§ Exercise material
========================================

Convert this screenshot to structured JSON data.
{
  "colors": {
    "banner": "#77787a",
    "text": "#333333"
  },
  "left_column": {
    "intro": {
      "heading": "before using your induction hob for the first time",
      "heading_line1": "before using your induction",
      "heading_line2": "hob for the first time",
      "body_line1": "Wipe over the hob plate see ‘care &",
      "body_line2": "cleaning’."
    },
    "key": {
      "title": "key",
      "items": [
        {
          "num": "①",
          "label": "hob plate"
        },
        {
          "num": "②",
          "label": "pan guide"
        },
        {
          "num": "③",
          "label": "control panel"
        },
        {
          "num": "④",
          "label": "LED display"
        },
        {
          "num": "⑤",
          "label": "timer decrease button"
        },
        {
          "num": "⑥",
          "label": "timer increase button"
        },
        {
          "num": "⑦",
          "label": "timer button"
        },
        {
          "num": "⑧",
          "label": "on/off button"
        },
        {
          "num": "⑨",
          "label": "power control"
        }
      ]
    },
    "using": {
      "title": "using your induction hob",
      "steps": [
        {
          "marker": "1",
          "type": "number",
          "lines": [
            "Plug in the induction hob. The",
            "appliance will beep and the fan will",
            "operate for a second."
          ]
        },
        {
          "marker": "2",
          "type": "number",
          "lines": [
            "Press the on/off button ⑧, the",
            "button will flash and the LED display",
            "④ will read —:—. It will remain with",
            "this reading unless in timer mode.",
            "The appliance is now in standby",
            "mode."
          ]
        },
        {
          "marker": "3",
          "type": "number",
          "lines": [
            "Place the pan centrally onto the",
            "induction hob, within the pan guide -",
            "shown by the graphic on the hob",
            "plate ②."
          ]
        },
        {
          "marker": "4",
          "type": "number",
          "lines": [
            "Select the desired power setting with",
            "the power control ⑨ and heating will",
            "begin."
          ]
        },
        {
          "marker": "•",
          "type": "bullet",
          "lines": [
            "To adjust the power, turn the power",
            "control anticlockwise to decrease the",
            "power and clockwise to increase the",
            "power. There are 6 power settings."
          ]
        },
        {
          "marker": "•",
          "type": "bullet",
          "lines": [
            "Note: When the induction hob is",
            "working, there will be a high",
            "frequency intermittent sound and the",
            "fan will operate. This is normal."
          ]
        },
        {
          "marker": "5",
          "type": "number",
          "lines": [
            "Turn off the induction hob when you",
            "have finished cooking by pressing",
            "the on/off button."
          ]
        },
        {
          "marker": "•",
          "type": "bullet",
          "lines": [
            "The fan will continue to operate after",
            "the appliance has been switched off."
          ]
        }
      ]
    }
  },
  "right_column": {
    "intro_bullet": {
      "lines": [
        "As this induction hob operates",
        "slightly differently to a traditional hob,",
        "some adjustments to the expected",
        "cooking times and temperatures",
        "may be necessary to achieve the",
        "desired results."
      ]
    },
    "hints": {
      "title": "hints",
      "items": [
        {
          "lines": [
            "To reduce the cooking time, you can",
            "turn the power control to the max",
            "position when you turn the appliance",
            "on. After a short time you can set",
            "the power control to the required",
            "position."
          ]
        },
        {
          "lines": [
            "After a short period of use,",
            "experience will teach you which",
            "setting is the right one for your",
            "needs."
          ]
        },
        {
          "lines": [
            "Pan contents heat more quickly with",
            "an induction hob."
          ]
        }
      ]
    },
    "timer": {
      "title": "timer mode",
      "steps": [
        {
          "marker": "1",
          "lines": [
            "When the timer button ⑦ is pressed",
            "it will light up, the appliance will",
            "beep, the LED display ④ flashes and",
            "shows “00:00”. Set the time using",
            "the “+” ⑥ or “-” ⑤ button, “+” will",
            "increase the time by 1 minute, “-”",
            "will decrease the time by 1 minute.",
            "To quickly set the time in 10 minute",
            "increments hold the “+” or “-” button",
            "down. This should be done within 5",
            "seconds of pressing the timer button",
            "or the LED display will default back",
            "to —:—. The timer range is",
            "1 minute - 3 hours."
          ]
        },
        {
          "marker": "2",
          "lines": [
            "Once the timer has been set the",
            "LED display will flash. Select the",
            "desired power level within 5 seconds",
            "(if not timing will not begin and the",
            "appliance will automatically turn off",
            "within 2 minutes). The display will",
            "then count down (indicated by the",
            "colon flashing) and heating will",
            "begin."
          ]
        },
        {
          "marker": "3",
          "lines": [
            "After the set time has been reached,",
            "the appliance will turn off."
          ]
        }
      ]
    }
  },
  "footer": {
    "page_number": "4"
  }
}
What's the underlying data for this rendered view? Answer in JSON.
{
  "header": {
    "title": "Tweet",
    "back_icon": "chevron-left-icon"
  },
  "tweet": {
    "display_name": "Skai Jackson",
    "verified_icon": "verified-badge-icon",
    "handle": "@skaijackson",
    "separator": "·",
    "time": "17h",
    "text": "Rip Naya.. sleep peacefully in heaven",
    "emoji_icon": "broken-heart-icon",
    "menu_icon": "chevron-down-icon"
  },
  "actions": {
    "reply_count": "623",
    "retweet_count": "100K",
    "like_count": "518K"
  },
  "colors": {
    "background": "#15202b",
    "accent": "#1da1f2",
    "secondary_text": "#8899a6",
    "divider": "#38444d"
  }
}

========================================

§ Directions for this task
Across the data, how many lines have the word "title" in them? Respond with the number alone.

§ Answer to the problem
5